The Yorkshire Post says: Flood of despair still in full flow. Legacy of storms take their tollThousands of homes and businesses were badly damaged in the wake of Storm Desmond in 2015 as heavy rain fell on already-saturated ground over the festive period.
The immediate aftermath saw communities spring into action to support those affected, with millions of pounds since given in grants to ease the burden. Now, on the two-year anniversary of the devastation, it emerged that families are still coming forward to seek financial support as the impact continues to take its toll.
“People are still coming to terms with it emotionally, practically and financially,” said Jan Garrill, the chief executive of the Two Ridings Community Foundation, which manages the York Flood Fund.
“The number of people who have come to us and said they’re still struggling financially, or that they still haven’t got back in their house, has been surprising. For a lot of people, there are still incredible feelings of anxiety and worry that it will happen again.”
The Boxing Day floods of 2015 saw the worst flooding in a generation after the region experienced the wettest December since records began. Heavy rainfall led to record-breaking levels in the Aire, Calder and Foss, the rivers bursting their banks and waters sweeping into surrounding homes and businesses.
In Calderdale, the flooding stretched over 25 miles, with more than 2,000 residents and 1,000 businesses affected, while in York and North Yorkshire a further 900 were hit. Tadcaster, a town torn in two with the loss of its bridge, saw months of misery as a split community faced lengthy detours to cross the river.
The overriding memory of the floods, said Selby District Council leader Mark Crane, remains the “sheer hard work” people put in to recover.
With a new bridge opening this year, along with the opening of the Jorvik Viking Centre in York, resilient businesses are beginning to recover, authorities have said. But the emotional and financial toll has left a scar on individuals and communities, with many fearful of a repeat and now facing hefty insurance rates.
“We are recovering, people are resilient,” said Ms Garrill. “But for many, it was the last straw. It was an abnormal event that had a significant impact on their lives.
“These people, perhaps at first, didn’t ask for much because they thought they could cope. But it has taken its toll.”
Work is under way across the region and the Environment Agency, working with local authorities, is drawing up plans for areas including Calderdale, Bradford, York, Leeds and Skipton. The first phase of a £50m Leeds flood alleviation scheme launched in October, while a business case for the second phase, set to cost £65m, is to be submitted in the New Year.

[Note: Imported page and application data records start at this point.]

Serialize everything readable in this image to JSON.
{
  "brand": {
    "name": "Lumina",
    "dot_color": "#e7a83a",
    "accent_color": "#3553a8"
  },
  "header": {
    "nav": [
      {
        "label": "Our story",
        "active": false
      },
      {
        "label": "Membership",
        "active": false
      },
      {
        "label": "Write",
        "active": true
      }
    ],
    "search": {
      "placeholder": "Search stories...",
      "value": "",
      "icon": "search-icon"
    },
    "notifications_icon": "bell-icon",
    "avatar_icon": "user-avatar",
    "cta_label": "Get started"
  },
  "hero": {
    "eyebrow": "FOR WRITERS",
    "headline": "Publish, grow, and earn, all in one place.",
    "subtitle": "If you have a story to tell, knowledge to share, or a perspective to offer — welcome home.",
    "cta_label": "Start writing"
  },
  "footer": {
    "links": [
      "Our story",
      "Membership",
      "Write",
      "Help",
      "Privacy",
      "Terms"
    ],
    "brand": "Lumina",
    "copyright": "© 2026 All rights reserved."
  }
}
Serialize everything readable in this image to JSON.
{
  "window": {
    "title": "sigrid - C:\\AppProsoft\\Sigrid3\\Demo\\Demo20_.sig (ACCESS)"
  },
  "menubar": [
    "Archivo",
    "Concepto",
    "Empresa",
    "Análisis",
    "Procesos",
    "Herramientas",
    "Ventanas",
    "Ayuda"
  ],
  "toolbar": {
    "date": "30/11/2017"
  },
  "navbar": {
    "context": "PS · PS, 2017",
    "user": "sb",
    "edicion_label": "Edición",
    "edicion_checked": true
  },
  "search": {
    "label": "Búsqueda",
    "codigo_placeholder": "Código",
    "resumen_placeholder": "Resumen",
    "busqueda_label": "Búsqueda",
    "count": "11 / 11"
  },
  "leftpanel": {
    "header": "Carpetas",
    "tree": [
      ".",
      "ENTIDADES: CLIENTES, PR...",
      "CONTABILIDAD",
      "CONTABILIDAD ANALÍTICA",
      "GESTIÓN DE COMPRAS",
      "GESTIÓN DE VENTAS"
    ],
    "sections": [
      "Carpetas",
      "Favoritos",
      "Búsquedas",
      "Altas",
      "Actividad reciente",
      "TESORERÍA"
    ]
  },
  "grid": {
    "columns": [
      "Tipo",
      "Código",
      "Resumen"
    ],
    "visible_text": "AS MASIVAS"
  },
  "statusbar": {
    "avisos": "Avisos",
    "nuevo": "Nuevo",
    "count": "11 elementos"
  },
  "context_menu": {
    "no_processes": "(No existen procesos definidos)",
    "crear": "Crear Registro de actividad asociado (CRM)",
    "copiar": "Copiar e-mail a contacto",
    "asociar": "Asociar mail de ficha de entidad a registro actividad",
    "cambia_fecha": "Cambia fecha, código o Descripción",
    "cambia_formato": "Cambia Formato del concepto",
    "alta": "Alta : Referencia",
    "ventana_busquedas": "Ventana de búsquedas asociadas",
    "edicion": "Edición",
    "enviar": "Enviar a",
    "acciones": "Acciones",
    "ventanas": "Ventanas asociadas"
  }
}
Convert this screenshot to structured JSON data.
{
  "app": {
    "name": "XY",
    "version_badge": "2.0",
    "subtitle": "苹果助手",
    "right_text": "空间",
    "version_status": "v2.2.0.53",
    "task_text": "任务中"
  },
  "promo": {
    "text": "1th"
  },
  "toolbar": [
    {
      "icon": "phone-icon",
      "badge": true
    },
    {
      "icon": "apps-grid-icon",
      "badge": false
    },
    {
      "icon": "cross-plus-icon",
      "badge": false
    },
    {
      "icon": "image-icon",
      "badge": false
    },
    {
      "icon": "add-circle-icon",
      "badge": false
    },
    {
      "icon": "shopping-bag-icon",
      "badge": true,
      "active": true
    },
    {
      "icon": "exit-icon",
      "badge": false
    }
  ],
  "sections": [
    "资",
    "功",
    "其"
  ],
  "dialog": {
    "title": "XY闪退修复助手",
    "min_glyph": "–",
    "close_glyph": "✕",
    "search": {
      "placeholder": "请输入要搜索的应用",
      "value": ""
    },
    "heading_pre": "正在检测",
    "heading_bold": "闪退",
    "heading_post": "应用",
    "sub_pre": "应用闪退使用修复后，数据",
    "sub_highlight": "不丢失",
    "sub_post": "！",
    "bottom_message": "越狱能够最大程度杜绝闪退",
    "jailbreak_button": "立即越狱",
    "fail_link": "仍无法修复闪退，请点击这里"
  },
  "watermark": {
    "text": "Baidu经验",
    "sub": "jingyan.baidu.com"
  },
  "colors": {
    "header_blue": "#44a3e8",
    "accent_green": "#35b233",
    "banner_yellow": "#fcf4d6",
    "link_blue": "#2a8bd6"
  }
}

And in York, a £45m five-year plan to better protect 2,000 homes has been developed, while designs covering 18 areas will be announced in the spring.
“Across Yorkshire, in our current six-year programme from 2015-21, we are investing £475m to better protect 66,000 properties from flood risk,” an Environment Agency spokesman said.